While the conference got off to an apparently cooperative start, several resolutions debated later in the weekend created substantially more controversy. Regardless of how heated the debate became, however, it was always characterized by mutual respect of opposing views (at least in public) and camaraderie. After all, each of us who has participated in this process cannot help but understand that every other delegate shares the same dedication and willingness to give his or her time. Perhaps more importantly, everyone who has participated in this process realizes how much he or she can learn from those whose views may differ from our own.

I certainly plan to participate for many years to come and recommend the LACBA delegation to anyone interested in a chance to affect the laws that govern our society. If nothing else, it will be a rewarding experience with a wonderful group of other legislative junkies.

Editor's Note:
Five 2014 LACBA resolutions were passed by the Conference of California Bar Associations (CCBA) at its annual conference held this past September at the Manchester Grand Hyatt in San Diego. Resolutions addressing the following issues were approved in principle or with amendments accepted by the authors:

Increase Rate of Credit for Time Spent Incarcerated from $30 set in 1976 to $100/day

Remove Criminal Threats (without more) from List of Felonies That Qualify as Three Strikes Offenses

Provide Range of Discretionary Penalty for False Immigration Documents

Whistleblower Protections Extended to Licensed Intermediate Care Facilities

Definition of Transport for Sale of Certain Drugs to Differentiate Penalty

Resolution authors work closely with the CCBA Board of Directors and with the conference lobbyist, Larry Doyle, to fine-tune proposals and locate appropriate legislators to carry the resultant measures, allowing authors an opportunity to take an integral part in improving the law. Following the conference, the LACBA Delegation voted to communicate to the CCBA and to Larry Doyle that its resolution extending whistleblower protections to employees of intermediate care facilities (currently only available to acute and 24-hour care facilities) is its first priority among the resolutions listed above.

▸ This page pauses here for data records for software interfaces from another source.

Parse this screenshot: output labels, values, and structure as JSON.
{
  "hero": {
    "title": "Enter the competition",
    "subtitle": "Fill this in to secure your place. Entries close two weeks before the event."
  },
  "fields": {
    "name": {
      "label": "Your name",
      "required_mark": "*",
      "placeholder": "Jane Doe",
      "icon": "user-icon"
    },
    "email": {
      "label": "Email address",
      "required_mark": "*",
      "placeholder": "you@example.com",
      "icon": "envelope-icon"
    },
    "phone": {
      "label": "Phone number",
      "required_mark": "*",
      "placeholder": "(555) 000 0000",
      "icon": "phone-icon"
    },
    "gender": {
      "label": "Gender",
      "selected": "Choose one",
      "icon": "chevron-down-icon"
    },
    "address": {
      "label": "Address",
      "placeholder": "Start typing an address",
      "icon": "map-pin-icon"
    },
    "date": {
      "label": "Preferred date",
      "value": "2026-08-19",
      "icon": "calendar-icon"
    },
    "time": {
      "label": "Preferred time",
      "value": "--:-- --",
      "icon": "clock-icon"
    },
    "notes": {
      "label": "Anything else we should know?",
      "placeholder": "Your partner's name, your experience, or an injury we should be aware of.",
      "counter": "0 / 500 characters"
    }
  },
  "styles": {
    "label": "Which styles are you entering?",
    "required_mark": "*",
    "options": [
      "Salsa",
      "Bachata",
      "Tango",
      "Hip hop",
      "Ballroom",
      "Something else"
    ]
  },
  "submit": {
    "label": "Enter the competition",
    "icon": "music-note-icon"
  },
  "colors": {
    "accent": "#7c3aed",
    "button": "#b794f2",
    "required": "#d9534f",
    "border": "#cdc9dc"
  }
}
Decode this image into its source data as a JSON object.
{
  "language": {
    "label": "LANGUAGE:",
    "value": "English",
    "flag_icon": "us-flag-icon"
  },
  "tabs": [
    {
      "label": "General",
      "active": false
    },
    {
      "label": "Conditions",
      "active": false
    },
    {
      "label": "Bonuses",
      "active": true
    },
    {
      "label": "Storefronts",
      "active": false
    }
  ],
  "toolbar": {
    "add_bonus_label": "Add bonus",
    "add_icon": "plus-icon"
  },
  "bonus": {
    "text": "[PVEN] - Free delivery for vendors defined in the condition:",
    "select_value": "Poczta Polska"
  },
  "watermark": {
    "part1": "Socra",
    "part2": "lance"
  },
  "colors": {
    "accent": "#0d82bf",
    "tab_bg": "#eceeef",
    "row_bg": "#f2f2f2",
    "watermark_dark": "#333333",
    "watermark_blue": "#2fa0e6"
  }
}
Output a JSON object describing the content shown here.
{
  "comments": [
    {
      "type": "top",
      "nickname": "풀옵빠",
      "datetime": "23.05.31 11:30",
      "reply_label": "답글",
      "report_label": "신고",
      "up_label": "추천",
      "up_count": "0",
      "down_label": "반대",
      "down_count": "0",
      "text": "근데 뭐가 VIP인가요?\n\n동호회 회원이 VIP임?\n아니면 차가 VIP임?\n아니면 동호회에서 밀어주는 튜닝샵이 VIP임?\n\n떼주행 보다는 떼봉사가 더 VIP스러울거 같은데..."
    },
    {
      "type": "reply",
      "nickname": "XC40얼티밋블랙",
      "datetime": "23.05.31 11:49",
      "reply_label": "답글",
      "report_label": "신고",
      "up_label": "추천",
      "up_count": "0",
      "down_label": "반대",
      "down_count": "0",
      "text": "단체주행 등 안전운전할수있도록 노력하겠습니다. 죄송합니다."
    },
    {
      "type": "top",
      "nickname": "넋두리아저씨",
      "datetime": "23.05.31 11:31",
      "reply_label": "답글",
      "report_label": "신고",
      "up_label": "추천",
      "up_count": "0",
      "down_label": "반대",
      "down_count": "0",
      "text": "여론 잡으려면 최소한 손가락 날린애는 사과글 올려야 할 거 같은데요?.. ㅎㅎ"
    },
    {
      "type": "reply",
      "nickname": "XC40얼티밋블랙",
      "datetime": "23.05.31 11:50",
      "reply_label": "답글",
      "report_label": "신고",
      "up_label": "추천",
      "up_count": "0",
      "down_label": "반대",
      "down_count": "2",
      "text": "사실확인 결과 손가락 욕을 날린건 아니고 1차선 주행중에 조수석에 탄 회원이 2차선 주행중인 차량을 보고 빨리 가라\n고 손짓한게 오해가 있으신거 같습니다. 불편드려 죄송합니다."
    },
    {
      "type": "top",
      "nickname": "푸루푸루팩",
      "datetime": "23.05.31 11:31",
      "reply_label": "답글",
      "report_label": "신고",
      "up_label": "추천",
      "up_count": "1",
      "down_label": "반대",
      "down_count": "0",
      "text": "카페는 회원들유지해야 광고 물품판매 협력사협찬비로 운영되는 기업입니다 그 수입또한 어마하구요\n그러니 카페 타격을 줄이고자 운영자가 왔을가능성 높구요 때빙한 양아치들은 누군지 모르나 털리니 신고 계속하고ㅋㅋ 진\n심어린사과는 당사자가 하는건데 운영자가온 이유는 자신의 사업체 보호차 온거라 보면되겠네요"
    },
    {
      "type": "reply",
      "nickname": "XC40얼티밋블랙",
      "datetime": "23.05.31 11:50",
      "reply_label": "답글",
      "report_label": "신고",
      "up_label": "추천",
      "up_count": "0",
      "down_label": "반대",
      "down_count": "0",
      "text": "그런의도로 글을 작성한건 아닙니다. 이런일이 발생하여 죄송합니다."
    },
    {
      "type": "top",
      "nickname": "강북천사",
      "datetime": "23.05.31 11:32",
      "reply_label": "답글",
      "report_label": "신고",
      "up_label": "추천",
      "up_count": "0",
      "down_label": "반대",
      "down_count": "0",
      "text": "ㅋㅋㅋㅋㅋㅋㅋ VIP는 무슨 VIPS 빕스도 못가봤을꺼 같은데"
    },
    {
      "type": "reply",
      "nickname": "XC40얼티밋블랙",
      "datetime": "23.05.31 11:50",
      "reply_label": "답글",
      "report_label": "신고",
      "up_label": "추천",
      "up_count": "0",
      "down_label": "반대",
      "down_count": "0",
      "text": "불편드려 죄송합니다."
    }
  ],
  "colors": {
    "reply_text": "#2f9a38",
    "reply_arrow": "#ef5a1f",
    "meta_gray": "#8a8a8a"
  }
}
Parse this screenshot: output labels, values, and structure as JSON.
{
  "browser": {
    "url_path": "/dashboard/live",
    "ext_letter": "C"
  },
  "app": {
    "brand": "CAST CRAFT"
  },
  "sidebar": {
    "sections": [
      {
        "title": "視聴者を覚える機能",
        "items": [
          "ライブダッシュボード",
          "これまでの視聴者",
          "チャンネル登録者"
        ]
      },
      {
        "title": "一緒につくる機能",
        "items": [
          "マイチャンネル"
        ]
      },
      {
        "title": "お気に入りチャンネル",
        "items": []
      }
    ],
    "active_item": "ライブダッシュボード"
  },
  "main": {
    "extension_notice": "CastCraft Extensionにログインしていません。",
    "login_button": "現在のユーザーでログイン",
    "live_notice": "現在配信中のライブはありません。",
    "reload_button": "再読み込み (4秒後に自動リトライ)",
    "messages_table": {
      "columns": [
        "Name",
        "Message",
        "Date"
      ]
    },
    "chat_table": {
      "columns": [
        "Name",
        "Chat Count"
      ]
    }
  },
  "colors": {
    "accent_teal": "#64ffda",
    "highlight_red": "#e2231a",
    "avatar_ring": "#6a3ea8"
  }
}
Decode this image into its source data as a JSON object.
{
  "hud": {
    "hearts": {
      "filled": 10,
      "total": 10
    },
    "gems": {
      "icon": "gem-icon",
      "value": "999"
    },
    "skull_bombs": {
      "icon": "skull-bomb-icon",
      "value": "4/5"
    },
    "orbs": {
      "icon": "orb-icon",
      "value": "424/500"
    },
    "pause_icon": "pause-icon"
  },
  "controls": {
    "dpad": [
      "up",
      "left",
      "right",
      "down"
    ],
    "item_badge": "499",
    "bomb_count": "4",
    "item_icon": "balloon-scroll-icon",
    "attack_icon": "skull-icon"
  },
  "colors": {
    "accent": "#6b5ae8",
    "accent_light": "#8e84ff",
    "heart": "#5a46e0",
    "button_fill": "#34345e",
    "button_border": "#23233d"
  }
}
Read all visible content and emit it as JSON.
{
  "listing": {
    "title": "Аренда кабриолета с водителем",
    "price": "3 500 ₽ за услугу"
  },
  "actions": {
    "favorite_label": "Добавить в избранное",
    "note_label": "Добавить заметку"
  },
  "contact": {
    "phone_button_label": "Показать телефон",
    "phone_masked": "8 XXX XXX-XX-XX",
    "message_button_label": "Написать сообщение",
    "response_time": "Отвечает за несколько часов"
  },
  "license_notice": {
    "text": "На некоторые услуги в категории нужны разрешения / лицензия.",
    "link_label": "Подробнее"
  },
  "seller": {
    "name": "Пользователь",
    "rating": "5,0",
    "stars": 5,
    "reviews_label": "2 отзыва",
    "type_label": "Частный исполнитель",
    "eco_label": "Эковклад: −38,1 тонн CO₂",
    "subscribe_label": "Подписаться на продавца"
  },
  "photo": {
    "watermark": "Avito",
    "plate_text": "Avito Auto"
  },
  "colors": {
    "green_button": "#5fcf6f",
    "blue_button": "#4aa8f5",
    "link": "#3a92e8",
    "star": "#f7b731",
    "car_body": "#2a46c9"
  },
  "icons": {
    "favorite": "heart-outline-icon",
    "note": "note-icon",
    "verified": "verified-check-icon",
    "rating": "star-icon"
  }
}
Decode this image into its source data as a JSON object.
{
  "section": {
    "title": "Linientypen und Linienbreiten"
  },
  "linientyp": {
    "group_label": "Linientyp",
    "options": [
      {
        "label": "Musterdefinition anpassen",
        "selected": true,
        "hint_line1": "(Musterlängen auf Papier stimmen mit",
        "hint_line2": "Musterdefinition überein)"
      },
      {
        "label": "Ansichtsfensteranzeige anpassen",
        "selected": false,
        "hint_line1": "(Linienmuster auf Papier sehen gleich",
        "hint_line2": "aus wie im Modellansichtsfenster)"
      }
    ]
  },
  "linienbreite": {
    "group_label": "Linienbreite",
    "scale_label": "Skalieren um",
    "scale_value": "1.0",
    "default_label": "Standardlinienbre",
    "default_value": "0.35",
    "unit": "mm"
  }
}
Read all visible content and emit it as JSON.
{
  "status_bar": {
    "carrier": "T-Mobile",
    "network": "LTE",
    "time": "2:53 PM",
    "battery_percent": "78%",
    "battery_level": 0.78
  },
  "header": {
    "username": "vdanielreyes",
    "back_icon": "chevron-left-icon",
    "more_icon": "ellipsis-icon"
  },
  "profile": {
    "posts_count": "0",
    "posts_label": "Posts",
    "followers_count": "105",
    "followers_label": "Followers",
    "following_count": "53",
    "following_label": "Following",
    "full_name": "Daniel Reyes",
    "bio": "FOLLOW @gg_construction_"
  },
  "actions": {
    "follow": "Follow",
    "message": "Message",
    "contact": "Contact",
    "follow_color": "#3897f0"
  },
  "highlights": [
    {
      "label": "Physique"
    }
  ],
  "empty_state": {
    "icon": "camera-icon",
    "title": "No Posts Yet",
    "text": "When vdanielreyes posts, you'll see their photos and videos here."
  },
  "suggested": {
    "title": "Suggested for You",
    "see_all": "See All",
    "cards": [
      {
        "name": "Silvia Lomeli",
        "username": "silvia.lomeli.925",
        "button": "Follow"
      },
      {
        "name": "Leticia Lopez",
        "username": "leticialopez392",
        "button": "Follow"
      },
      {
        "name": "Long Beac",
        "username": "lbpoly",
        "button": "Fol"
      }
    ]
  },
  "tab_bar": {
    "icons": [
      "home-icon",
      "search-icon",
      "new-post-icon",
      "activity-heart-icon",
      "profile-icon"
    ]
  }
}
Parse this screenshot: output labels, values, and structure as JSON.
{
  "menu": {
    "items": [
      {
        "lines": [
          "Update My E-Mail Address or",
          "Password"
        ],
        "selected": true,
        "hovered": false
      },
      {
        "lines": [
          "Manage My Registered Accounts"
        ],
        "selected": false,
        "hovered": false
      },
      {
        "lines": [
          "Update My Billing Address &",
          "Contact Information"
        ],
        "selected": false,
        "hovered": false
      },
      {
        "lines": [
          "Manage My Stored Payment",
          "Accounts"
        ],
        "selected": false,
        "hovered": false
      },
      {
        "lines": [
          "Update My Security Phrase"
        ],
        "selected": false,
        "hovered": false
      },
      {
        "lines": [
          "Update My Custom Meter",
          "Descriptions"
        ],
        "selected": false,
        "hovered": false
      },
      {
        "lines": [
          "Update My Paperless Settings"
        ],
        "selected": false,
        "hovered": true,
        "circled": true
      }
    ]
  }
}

Write resolutions for the next conference. If you are interested in making improvements to code sections that affect your clients and practice, please review these and other resolutions at  and consider writing resolutions (with statements of reasons) that the LACBA Delegation may submit to the statewide conference in 2015. www.calconference.org